Connect with us


Meeting Franklin’s Challenge the Only Way Possible



Benjamin Franklin on a postage stamp

“A republic, if you can keep it,” Ben Franklin famously challenged when asked what kind of government the Constitutional Convention had designed.

Are we about to fail the challenge Franklin made?

“We are Hamas!” the students of America’s most elite colleges proudly proclaim today. Certainly, if we have not yet failed Franklin’s challenge, we sit on the precipice with an abyss below.

How is it that our “best educated” youths identify with a genocidal terrorist organization? In his farewell address, President Reagan warned us this would happen if we didn’t do “a good enough job teaching our children what America is and what she represents in the long history of the world.”

At the time, we too feared we were not doing enough. We too sensed things had changed.

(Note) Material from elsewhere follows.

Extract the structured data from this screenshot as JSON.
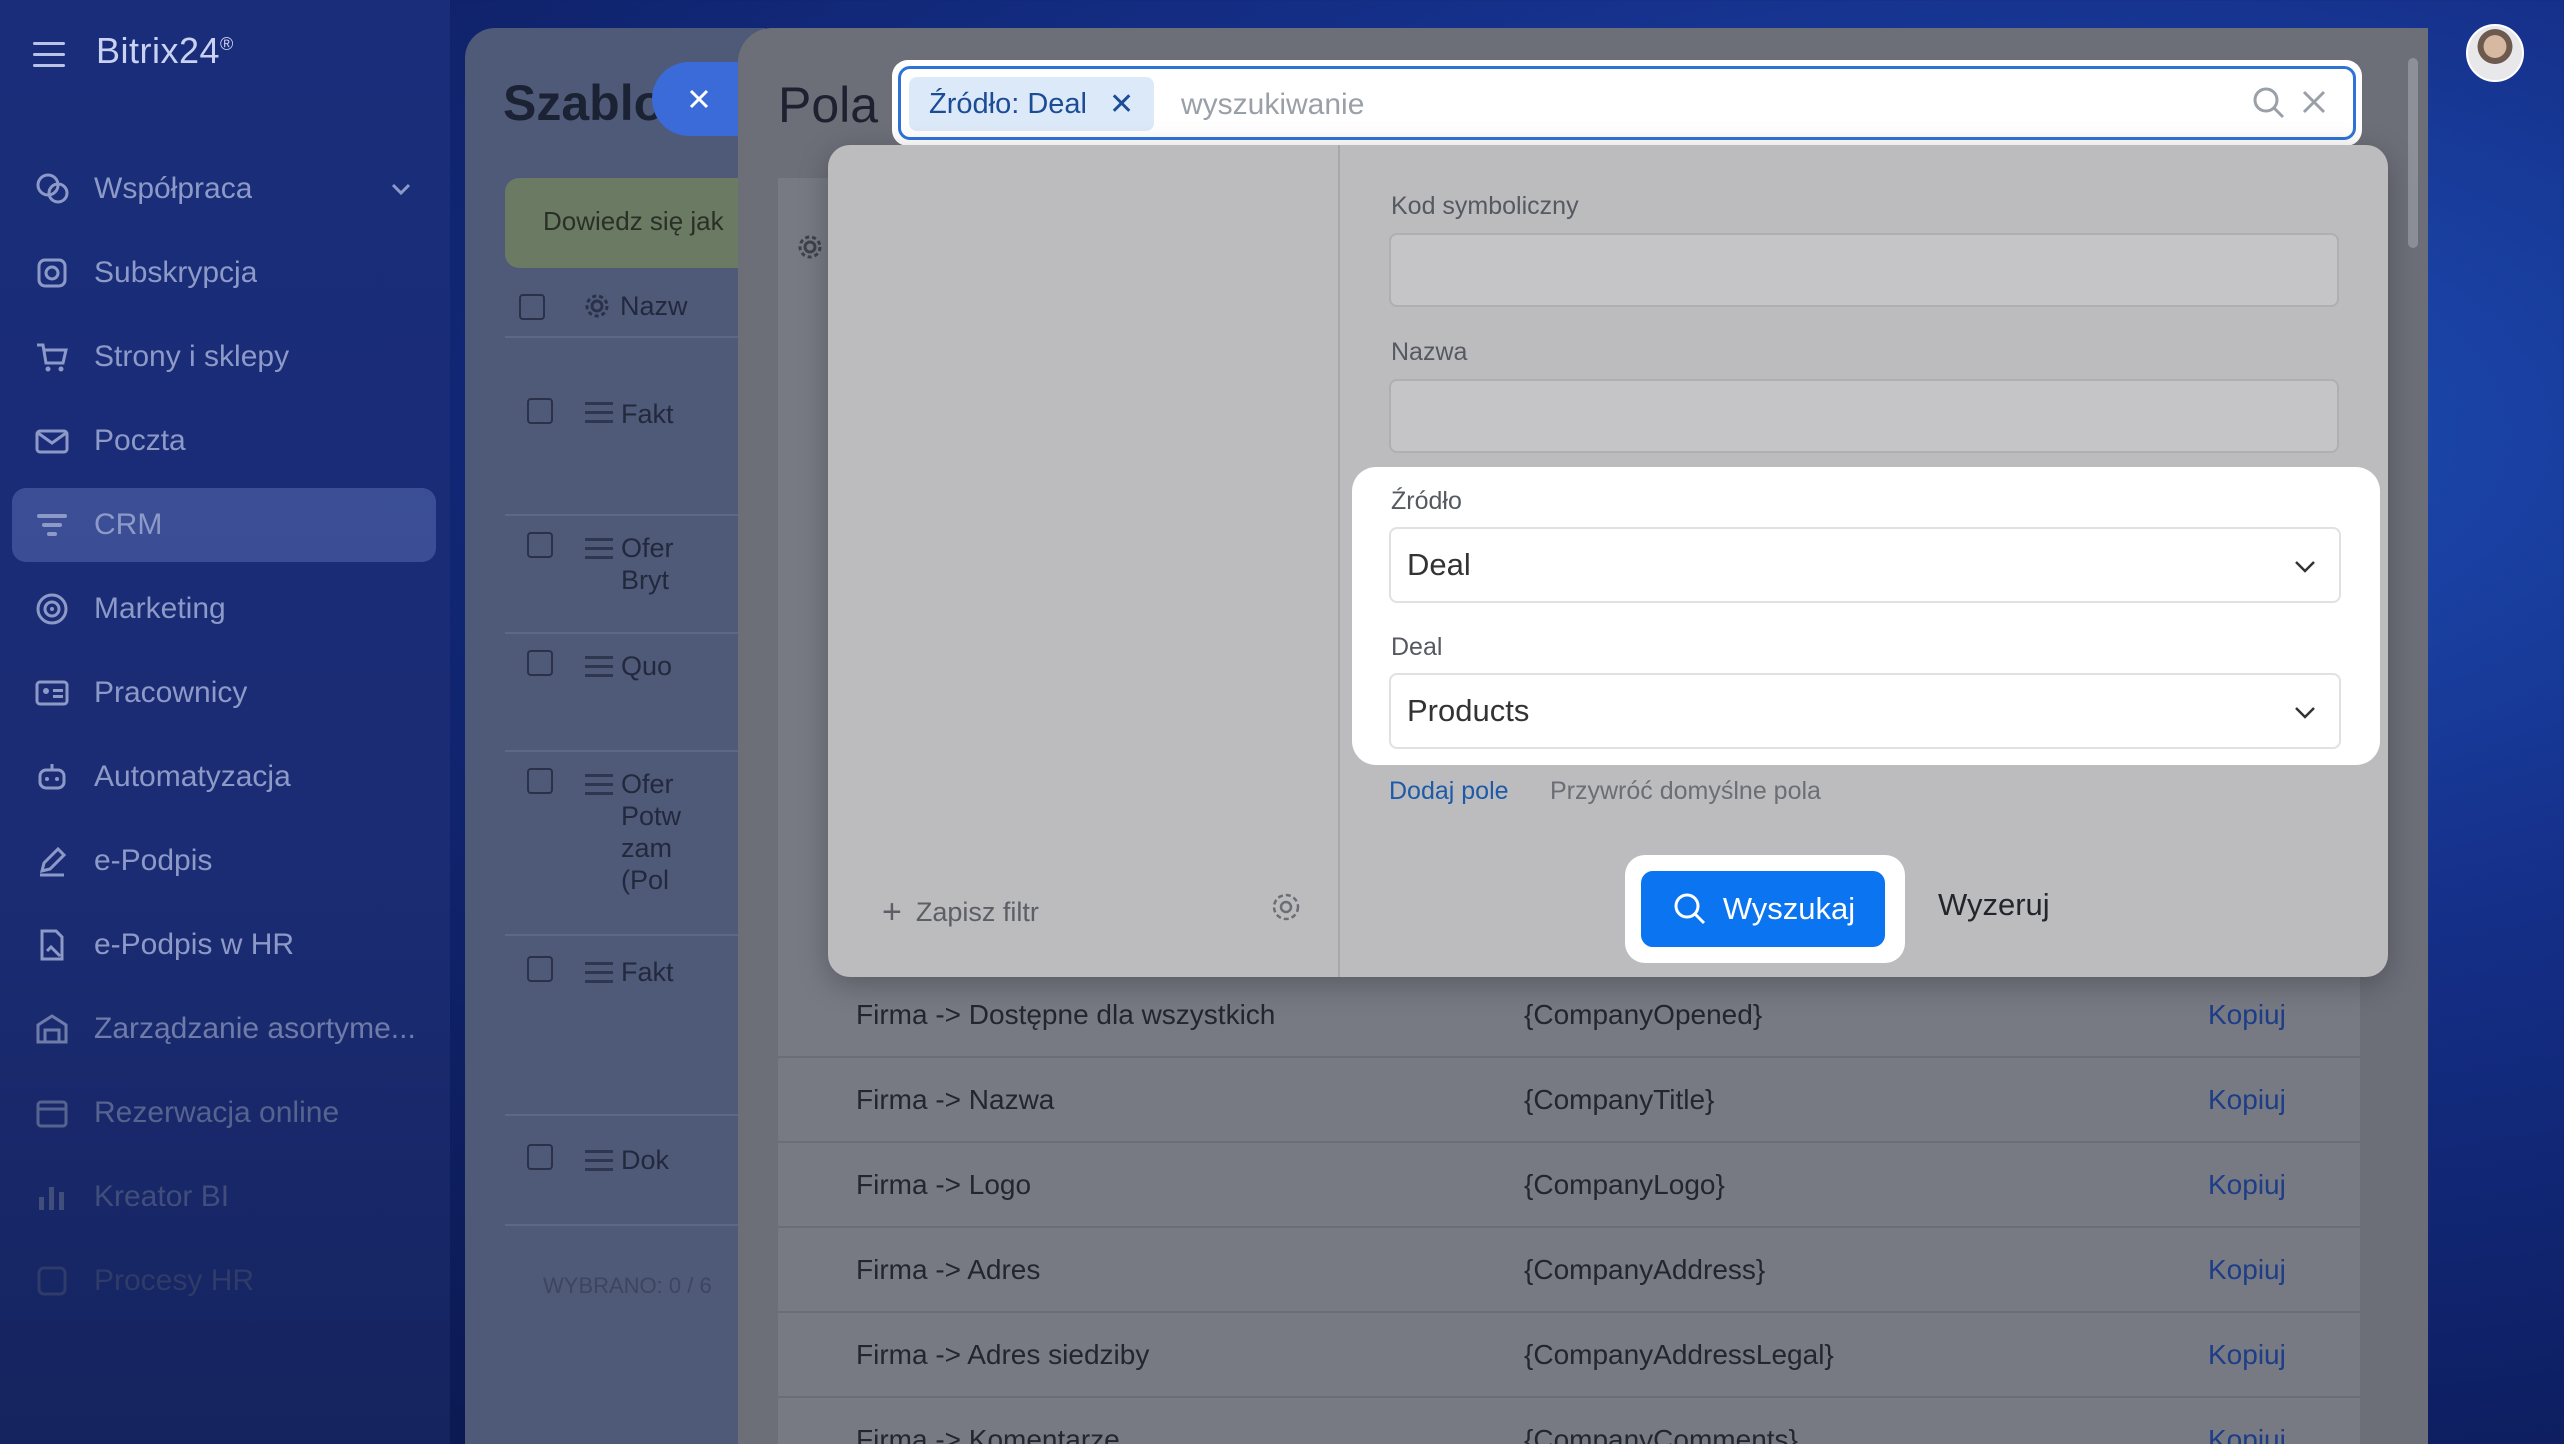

Whether parents to their children or popular culture to the broader population, promoting an “unambivalent appreciation of America” was no longer in style.

“An informed patriotism is what we want,” Reagan had reminded us. But to be lasting it would need to be grounded in “thoughtfulness and knowledge.” We did not sit idly by. We examined those who manifested the qualities of good citizenship. Good citizens knew constitutional structures, rights, and responsibilities. Good citizens were active in their communities. We set out to teach and encourage those things.


The subsequent decades were filled with well-funded, public-spirited efforts to reform American civics education with the aim of creating thoughtful, patriotic citizens. The results of projects such as these have been threefold.

Why has civics education failed?

First, the development of myriad high-quality curricular materials treating the subject of American political history and institutions and the operation and efficiency of free markets. Second, the expansion of action civics and the cultivation of an activist mindset among youth. And third, continued decline in civic literacy and patriotic attachment as evidenced in NAEP civics scores, Gallup polling on civic pride, and our Hamas-identified college students. Even on today’s college campuses that would be graded a failure.

These efforts have failed because they sought to promote the phenomenon of good citizenship by way of promoting its epiphenomena. Yes, good citizens know about America’s constitutional structures, rights, and responsibilities, and are active in their communities. But they are not good citizens because they know and do such things. The goodness of the good citizen is more deeply rooted.

While we offered facts and activities to our youths, the ideological forces ranged against the American way of life offered an answer to the question of “what America is and what she represents in the long history of the world.” They asserted that the rise of the West and America is largely the story of the ever more effective oppression of the weak by the strong. This “oppression thesis” is the simple, powerful answer that has mustered the “We are Hamas!” brigades. We now reap what the left sowed – not thoughtfulness and knowledge, but thoughtless ignorance.

Show the value of cooperation

Learning about America’s constitutional structures, rights, and responsibilities and developing skills such as public speaking and debate are necessary but insufficient to the task at hand. We will not keep the republic with more of the same. The day is late, but we must work hard to displace the oppression thesis by making a compelling positive moral case for America, one rooted not in hagiography, but in the truth – warts and all.


This truth is best expressed by what we call “the cooperation thesis,” which is the idea that the rise of the West and America is largely the story of the rise of ever more effective cooperation made possible by an ever more efficient market system fueled by ever freer people. If we successfully deploy such a Cooperation Civics, we will explain to our fellows why they should love their country. We will meet Franklin’s challenge and keep the republic.

This article was originally published by RealClearPolitics and made available via RealClearWire.

Print Friendly, PDF & Email
Co-founder at | + posts

Murray Bessette is co-founder of the American Civics Academy.

Co-founder at | + posts

David C. Rose is a Professor Emeritus of Economics at the University of Missouri-St. Louis, creator of Cooperation Civics, and co-founder of the American Civics Academy.


Would love your thoughts, please comment.x